|International Classification||B60R13/08, B32B7/02, G10K11/168, G10K11/16, B32B27/00, B60N2/00, B32B5/18|
|Cooperative Classification||B60N2/00, B32B5/18, G10K11/168, B60R13/08|
|European Classification||B32B5/18, G10K11/168, B60N2/00|
|Oct 7, 1991||AS||Assignment|
Owner name: TEROSON G.M.B.H. A CORPORATION OF THE FEDERAL REP

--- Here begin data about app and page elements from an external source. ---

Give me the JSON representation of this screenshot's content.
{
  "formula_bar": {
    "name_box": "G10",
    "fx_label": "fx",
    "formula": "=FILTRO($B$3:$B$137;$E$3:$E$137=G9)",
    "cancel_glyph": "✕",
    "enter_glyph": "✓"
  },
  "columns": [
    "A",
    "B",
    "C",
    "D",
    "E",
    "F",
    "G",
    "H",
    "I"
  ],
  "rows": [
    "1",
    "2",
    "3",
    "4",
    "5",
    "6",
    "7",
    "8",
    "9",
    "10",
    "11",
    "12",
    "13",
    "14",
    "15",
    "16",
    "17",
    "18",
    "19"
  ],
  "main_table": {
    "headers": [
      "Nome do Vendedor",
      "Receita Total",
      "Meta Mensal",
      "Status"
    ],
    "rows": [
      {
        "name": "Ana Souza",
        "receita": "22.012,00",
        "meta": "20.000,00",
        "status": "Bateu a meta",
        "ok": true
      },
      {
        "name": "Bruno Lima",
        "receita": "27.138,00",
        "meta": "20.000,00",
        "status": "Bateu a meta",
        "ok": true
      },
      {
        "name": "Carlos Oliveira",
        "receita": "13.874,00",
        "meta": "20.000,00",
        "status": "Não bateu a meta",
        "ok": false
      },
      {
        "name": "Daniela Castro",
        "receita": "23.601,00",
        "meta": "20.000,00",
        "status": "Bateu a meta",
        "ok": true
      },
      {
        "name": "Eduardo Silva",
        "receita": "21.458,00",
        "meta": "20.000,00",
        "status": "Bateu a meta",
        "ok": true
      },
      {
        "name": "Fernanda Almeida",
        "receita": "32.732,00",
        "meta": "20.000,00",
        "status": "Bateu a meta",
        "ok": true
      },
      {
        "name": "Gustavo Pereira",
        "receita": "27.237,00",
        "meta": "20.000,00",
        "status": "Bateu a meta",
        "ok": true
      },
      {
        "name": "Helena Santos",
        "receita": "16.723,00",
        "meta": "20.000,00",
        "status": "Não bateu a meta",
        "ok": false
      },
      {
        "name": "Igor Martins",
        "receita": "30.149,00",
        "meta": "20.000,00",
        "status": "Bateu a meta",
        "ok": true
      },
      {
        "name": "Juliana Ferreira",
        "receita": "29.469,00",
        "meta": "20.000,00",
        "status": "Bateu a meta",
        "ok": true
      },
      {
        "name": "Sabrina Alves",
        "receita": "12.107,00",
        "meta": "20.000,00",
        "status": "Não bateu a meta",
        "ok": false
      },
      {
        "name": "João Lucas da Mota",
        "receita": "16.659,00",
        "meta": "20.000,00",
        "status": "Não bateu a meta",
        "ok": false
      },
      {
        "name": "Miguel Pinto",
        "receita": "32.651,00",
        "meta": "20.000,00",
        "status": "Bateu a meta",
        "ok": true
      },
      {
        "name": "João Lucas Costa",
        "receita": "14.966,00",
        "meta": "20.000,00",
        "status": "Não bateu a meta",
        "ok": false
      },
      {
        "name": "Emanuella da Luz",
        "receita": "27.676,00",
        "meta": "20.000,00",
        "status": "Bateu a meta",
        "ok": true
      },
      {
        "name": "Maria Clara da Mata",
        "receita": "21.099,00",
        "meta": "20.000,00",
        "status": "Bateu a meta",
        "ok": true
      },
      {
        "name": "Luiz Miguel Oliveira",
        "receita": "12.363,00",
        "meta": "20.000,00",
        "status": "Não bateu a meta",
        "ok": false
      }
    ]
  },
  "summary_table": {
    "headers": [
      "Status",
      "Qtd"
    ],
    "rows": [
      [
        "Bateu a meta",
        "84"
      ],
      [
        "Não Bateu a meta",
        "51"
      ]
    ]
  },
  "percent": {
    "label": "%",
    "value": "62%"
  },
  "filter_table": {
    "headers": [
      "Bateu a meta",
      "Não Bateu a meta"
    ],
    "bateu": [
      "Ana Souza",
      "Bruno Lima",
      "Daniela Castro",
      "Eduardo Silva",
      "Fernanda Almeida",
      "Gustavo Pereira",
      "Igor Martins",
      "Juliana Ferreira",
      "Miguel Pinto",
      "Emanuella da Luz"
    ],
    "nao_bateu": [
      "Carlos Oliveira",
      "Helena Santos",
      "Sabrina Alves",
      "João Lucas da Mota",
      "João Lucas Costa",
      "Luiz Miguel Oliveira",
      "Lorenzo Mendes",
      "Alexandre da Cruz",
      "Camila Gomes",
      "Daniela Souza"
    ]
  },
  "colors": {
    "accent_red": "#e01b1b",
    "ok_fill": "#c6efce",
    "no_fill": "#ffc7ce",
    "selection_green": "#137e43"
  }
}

Free format text: ASSIGNMENT OF ASSIGNORS INTEREST.;ASSIGNORS:POTTHOFF, HANS-HERMANN;SCHEFFLER, INGOLF;RUCH, KLAUS;AND OTHERS;REEL/FRAME:005864/0180;SIGNING DATES FROM 19891026 TO 19891102
|Nov 12, 1991||AS||Assignment|
Owner name: E.A.P. AKUSTIK GMBH
Free format text: ASSIGNMENT OF ASSIGNORS INTEREST.;ASSIGNOR:TEROSON G.M.B.H.;REEL/FRAME:005903/0811
Effective date: 19910506
|Sep 26, 1995||REMI||Maintenance fee reminder mailed|
|Feb 18, 1996||LAPS||Lapse for failure to pay maintenance fees|
|Apr 30, 1996||FP||Expired due to failure to pay maintenance fee|
Effective date: 19960221